* Aim of the exercise *
Looking at the records below, please work out how many lines contain the word "title" and give the number alone.

+++

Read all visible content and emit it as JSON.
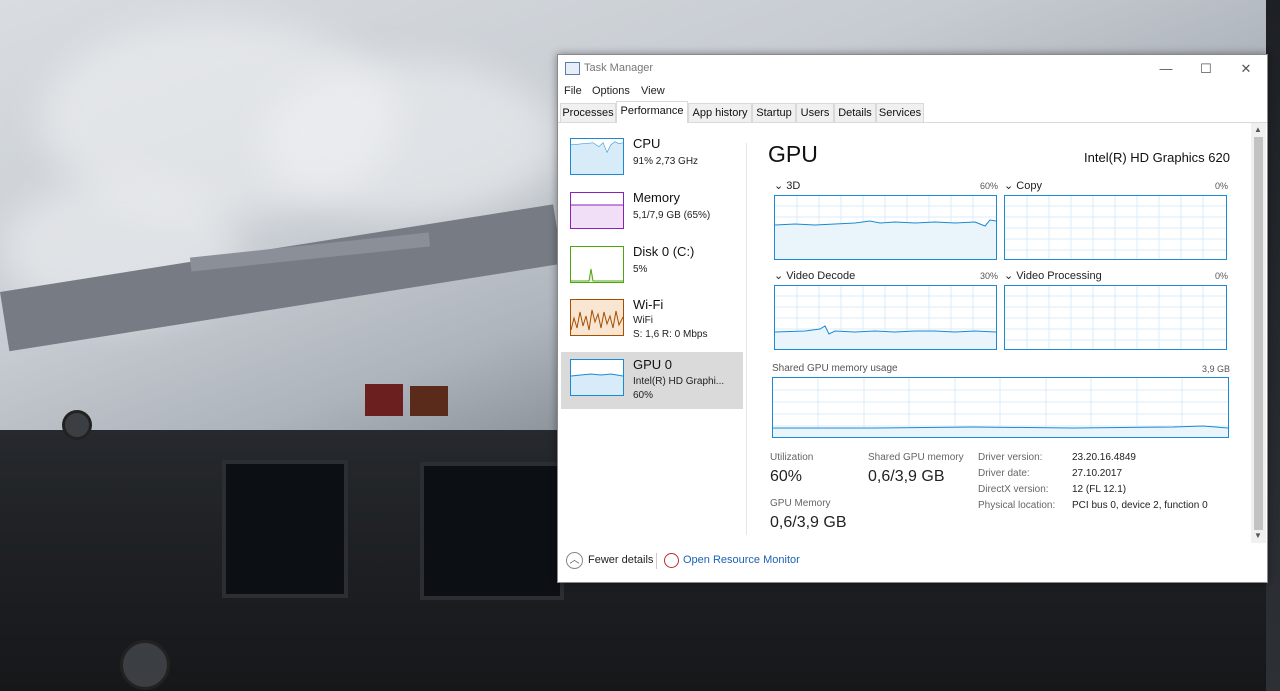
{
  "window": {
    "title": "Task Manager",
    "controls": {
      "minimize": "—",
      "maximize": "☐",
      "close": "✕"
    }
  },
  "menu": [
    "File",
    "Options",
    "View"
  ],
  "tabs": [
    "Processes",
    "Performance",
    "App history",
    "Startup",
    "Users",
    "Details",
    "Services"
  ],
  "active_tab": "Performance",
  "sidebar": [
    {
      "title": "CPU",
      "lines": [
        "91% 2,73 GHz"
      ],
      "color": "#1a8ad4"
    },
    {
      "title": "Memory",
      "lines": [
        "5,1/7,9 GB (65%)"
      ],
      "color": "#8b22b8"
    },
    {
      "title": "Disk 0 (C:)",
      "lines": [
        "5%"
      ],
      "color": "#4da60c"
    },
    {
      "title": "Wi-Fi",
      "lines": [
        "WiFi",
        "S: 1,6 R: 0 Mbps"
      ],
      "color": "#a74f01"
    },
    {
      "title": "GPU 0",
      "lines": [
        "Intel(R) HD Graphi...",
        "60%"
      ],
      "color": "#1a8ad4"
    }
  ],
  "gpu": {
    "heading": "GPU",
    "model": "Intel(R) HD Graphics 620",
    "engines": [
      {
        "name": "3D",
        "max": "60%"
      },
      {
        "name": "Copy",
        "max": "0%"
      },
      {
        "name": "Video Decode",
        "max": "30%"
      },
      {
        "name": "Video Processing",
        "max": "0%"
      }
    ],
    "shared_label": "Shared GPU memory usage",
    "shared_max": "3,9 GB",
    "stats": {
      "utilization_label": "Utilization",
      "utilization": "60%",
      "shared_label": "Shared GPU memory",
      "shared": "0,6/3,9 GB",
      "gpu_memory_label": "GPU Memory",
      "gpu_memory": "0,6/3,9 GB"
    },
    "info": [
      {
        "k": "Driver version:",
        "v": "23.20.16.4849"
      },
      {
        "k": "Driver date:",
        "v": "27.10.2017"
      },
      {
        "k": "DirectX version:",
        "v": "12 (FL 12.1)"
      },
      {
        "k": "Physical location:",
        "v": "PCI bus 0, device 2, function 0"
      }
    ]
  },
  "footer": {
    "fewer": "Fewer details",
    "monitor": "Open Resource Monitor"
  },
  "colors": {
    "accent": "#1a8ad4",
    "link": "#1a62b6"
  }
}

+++

* Written answer *
6